Anthony Pedeferri, et. al. v. Seidner Enterprises, et. al.
Court of Appeal, Second District (May 15, 2013)
Does a commercial vendor owe a duty of care to persons on or near the roadway who are injured as a result of the vendor's negligence in loading and securing cargo in a vehicle in a way that distracts the vehicle's driver?
This case arises from an accident that paralyzed plaintiff Anthony Pedeferri, a California Highway Patrol officer, and took the life of Andres Parra, the man on the side of the highway with him. Defendant Jeremy White (White) careened off the northbound 101 Freeway and slammed into White’s car on the shoulder. At the time of the accident, White had "quite high" levels of marijuana in his blood. Just 90 minutes before the accident, White left Bert's Mega Mall, where Bert's employees had loaded and strapped down two dirt bikes in the bed of White's truck. As White drove on a bumpy portion of the 101 freeway, he felt and saw the bikes "hopping around a little bit in the bed of the truck." The bikes moved from side to side, as well as back and forth. White then heard a popping sound. White took his eyes off the road to glance back over his shoulder and slammed into Parra's vehicle on the side of the freeway. The jury unanimously found White to be negligent and, by a 9-to-3 vote, also found Bert's to be negligent.
Bert's moved for judgment notwithstanding the verdict (JNOV) in part on the ground that Bert's sole duty was to load and secure cargo so it would not fall out—not to load and secure cargo so it would not distract a driver. The trial court found Bert's articulation of its duty too narrow. The court ruled that "there's a duty on a commercial vendor that loads the goods in the back of [a] truck to use care so that those on or near the roadways are not harmed."
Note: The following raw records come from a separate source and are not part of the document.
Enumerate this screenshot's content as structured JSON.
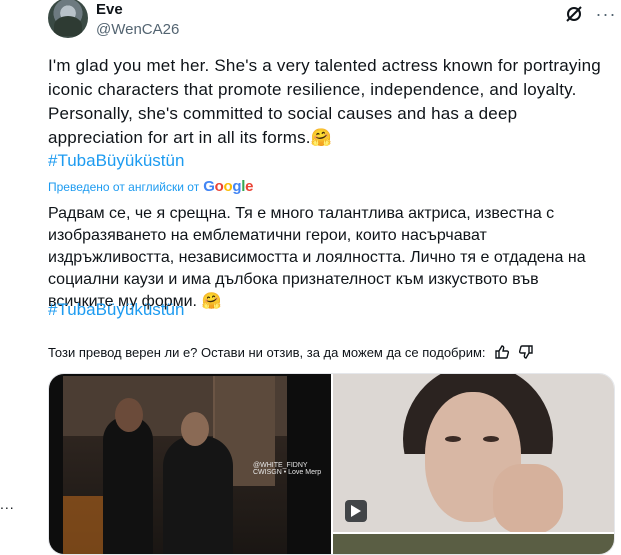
{
  "tweet": {
    "author_name": "Eve",
    "author_handle": "@WenCA26",
    "text": "I'm glad you met her. She's a very talented actress known for portraying iconic characters that promote resilience, independence, and loyalty. Personally, she's committed to social causes and has a deep appreciation for art in all its forms.🤗",
    "hashtag": "#TubaBüyüküstün"
  },
  "translation": {
    "label": "Преведено от английски от",
    "provider_letters": [
      "G",
      "o",
      "o",
      "g",
      "l",
      "e"
    ],
    "text": "Радвам се, че я срещна. Тя е много талантлива актриса, известна с изобразяването на емблематични герои, които насърчават издръжливостта, независимостта и лоялността. Лично тя е отдадена на социални каузи и има дълбока признателност към изкуството във всичките му форми. 🤗",
    "hashtag": "#TubaBüyüküstün",
    "feedback_prompt": "Този превод верен ли е? Остави ни отзив, за да можем да се подобрим:"
  },
  "media": {
    "watermark_line1": "@WHITE_FIDNY",
    "watermark_line2": "CWISGN • Love Merp"
  },
  "sidebar": {
    "more_label": "..."
  },
  "icons": [
    "grok-icon",
    "more-icon",
    "thumbs-up-icon",
    "thumbs-down-icon",
    "play-icon"
  ],
  "colors": {
    "link": "#1d9bf0",
    "muted": "#536471",
    "text": "#0f1419"
  }
}
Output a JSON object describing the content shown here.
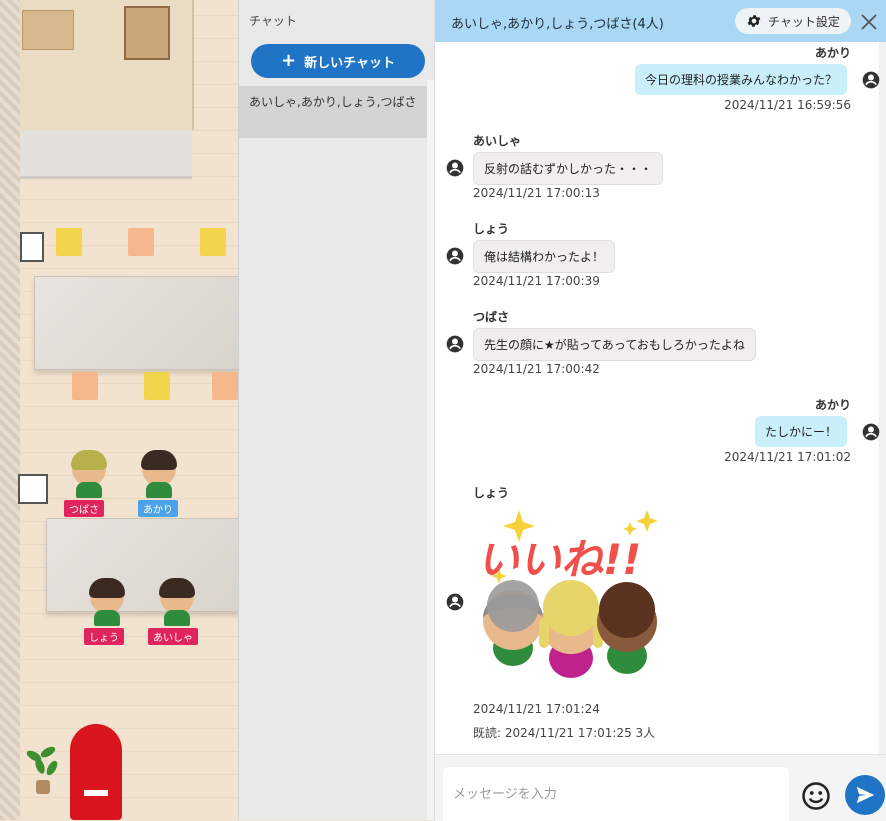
{
  "classroom": {
    "avatars": [
      {
        "label": "つばさ",
        "color": "#e0245e"
      },
      {
        "label": "あかり",
        "color": "#4aa3e8"
      },
      {
        "label": "しょう",
        "color": "#e0245e"
      },
      {
        "label": "あいしゃ",
        "color": "#e0245e"
      }
    ]
  },
  "chat_list": {
    "title": "チャット",
    "new_chat_label": "新しいチャット",
    "items": [
      {
        "label": "あいしゃ,あかり,しょう,つばさ"
      }
    ]
  },
  "conversation": {
    "header_title": "あいしゃ,あかり,しょう,つばさ(4人)",
    "settings_label": "チャット設定",
    "messages": [
      {
        "sender": "あかり",
        "text": "今日の理科の授業みんなわかった？",
        "time": "2024/11/21 16:59:56",
        "mine": true
      },
      {
        "sender": "あいしゃ",
        "text": "反射の話むずかしかった・・・",
        "time": "2024/11/21 17:00:13",
        "mine": false
      },
      {
        "sender": "しょう",
        "text": "俺は結構わかったよ！",
        "time": "2024/11/21 17:00:39",
        "mine": false
      },
      {
        "sender": "つばさ",
        "text": "先生の顔に★が貼ってあっておもしろかったよね",
        "time": "2024/11/21 17:00:42",
        "mine": false
      },
      {
        "sender": "あかり",
        "text": "たしかにー！",
        "time": "2024/11/21 17:01:02",
        "mine": true
      },
      {
        "sender": "しょう",
        "stamp_text": "いいね!!",
        "time": "2024/11/21 17:01:24",
        "read_receipt": "既読: 2024/11/21 17:01:25 3人",
        "mine": false
      }
    ]
  },
  "composer": {
    "placeholder": "メッセージを入力"
  },
  "colors": {
    "header_bg": "#a9d7f4",
    "accent": "#1f74c5",
    "my_bubble": "#c9f0fa",
    "other_bubble": "#f1eeee",
    "stamp_text": "#f0504a"
  }
}
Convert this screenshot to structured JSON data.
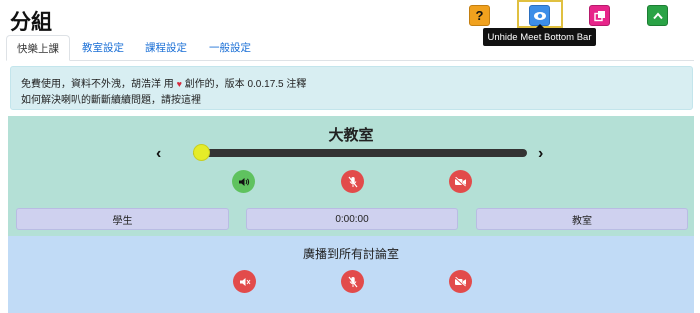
{
  "header": {
    "title": "分組",
    "tooltip": "Unhide Meet Bottom Bar"
  },
  "topbar": {
    "buttons": [
      {
        "name": "help",
        "icon": "question-icon",
        "color": "#f0a11e"
      },
      {
        "name": "unhide",
        "icon": "eye-icon",
        "color": "#3d8ee8"
      },
      {
        "name": "pip",
        "icon": "copy-windows-icon",
        "color": "#e7258a"
      },
      {
        "name": "collapse",
        "icon": "chevron-up-icon",
        "color": "#2aa346"
      }
    ]
  },
  "tabs": [
    "快樂上課",
    "教室設定",
    "課程設定",
    "一般設定"
  ],
  "notice": {
    "line1_prefix": "免費使用，資料不外洩，胡浩洋 用",
    "heart": "♥",
    "line1_suffix": "創作的，版本 0.0.17.5 注釋",
    "line2": "如何解決喇叭的斷斷續續問題，請按這裡"
  },
  "room": {
    "title": "大教室",
    "prev": "‹",
    "next": "›",
    "slider_value": 0,
    "controls": [
      {
        "icon": "speaker-icon",
        "state": "on",
        "color": "#5fc25f"
      },
      {
        "icon": "mic-off-icon",
        "state": "off",
        "color": "#e24b4b"
      },
      {
        "icon": "video-off-icon",
        "state": "off",
        "color": "#e24b4b"
      }
    ]
  },
  "bar": {
    "left": "學生",
    "timer": "0:00:00",
    "right": "教室"
  },
  "broadcast": {
    "title": "廣播到所有討論室",
    "controls": [
      {
        "icon": "speaker-muted-icon",
        "state": "off",
        "color": "#e24b4b"
      },
      {
        "icon": "mic-off-icon",
        "state": "off",
        "color": "#e24b4b"
      },
      {
        "icon": "video-off-icon",
        "state": "off",
        "color": "#e24b4b"
      }
    ]
  }
}
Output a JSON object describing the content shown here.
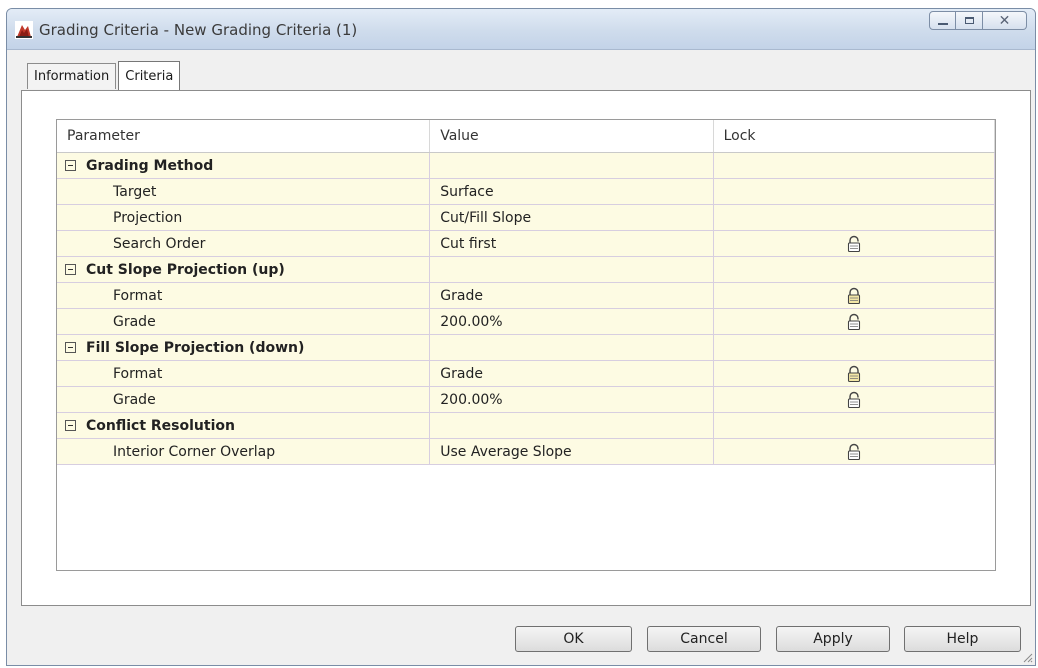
{
  "window": {
    "title": "Grading Criteria - New Grading Criteria (1)",
    "close_glyph": "✕"
  },
  "tabs": [
    {
      "label": "Information",
      "active": false
    },
    {
      "label": "Criteria",
      "active": true
    }
  ],
  "grid": {
    "headers": [
      "Parameter",
      "Value",
      "Lock"
    ],
    "rows": [
      {
        "type": "group",
        "parameter": "Grading Method",
        "value": "",
        "lock": "none"
      },
      {
        "type": "item",
        "parameter": "Target",
        "value": "Surface",
        "lock": "none"
      },
      {
        "type": "item",
        "parameter": "Projection",
        "value": "Cut/Fill Slope",
        "lock": "none"
      },
      {
        "type": "item",
        "parameter": "Search Order",
        "value": "Cut first",
        "lock": "unlocked"
      },
      {
        "type": "group",
        "parameter": "Cut Slope Projection (up)",
        "value": "",
        "lock": "none"
      },
      {
        "type": "item",
        "parameter": "Format",
        "value": "Grade",
        "lock": "locked"
      },
      {
        "type": "item",
        "parameter": "Grade",
        "value": "200.00%",
        "lock": "unlocked"
      },
      {
        "type": "group",
        "parameter": "Fill Slope Projection (down)",
        "value": "",
        "lock": "none"
      },
      {
        "type": "item",
        "parameter": "Format",
        "value": "Grade",
        "lock": "locked"
      },
      {
        "type": "item",
        "parameter": "Grade",
        "value": "200.00%",
        "lock": "unlocked"
      },
      {
        "type": "group",
        "parameter": "Conflict Resolution",
        "value": "",
        "lock": "none"
      },
      {
        "type": "item",
        "parameter": "Interior Corner Overlap",
        "value": "Use Average Slope",
        "lock": "unlocked"
      }
    ]
  },
  "buttons": {
    "ok": "OK",
    "cancel": "Cancel",
    "apply": "Apply",
    "help": "Help"
  },
  "colors": {
    "row_background": "#fdfbe3",
    "row_divider": "#d7cee0",
    "titlebar": "#cfdcec"
  }
}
The Appellate Court found Bert’s did owe a duty of care to persons on or near the roadway who are injured. The Court had to evaluate whether the category of negligent conduct at issue is sufficiently likely to result in the kind of harm experienced that liability may appropriately be imposed on the negligent party. The inquiry into foreseeability entails three considerations: " the [general] foreseeability of harm to the plaintiff,  the degree of certainty that the plaintiff suffered injury, [and]  the closeness of the connection between the defendant's conduct and the injury suffered. . . .” Cabral v. Ralph's Grocery Co. (2011) 51 Cal.4th 764, 775. Here, the chain of foreseeability was both short and direct. It is foreseeable that cargo negligently loaded or secured in a vehicle could distract the vehicle's driver in a variety of ways—by making noise, blocking the driver's view, interfering with his or her control of the vehicle, or falling out. It is further foreseeable that a driver so distracted could injure others on or near the roadway.
The Court then had to assess whether other public policies militate against a duty notwithstanding the general foreseeability of the harm. The pertinent public policy considerations are: "' the moral blame attached to the defendant's conduct,  the policy of preventing future harm,  the extent of the burden to the defendant and consequences to the community of imposing a duty to exercise care with resulting liability for breach, and  the availability, cost, and prevalence of insurance for the risk involved.'" (Cabral, supra, 51 Cal.4th at p. 781. Bert's argued that White's marijuana use was more morally blameworthy, but the Court was dealing with the vendor's duty, which focuses on the vendor's culpability. Imposing a duty to carefully load and secure cargo, with resulting liability for the negligent discharge of that duty, would be effective in discouraging negligence and thereby preventing future harm.
The Court found that public policy does not provide a justification for a "categorical no duty rule." Bert's argued that imposing a duty would discourage vendors from voluntarily agreeing to load and secure their customers' purchases, leaving the less-experienced customers to do it themselves and risking more accidents. The Court was not persuaded by this argument. The Court agreed that jurors will have to confront, on the facts of each case, whether a vendor's particular conduct was negligent and distracted the driver. It also noted that an injured plaintiff must also prove that the vendor breached the duty of care and proximately caused his or her injury. The Court cited multiple cases where California courts have given controlling weight to considerations of public policy only where the potential for tort liability directly leads to undesirable incentives or policy outcomes.
The Court noted that Bert’s was unable to cite applicable case law supporting its position that it was unable to control the driver or that it is immune because the duty to control one’s vehicle rests exclusively with the driver. It further held that White's intervening negligence did not sever the causal link between Bert's negligence and plaintiffs' injuries. The evidence established that Bert's negligence in loading and securing the dirt bikes was a substantial factor in distracting White. Further, while deplorable, White's intervening negligence was neither "highly unusual" nor "extraordinary." The reason for holding vendors liable for negligently loading and securing cargo in a vehicle is precisely because a poorly done job can distract the vehicle's driver.
This case extends the duty of care to vendors for their negligence in loading and securing cargo in a vehicle in a way that distracts the vehicle's driver. While their actions may appear far removed from the accident, this Court believed that the foreseeability was both short and direct.
For a copy of the complete decision see: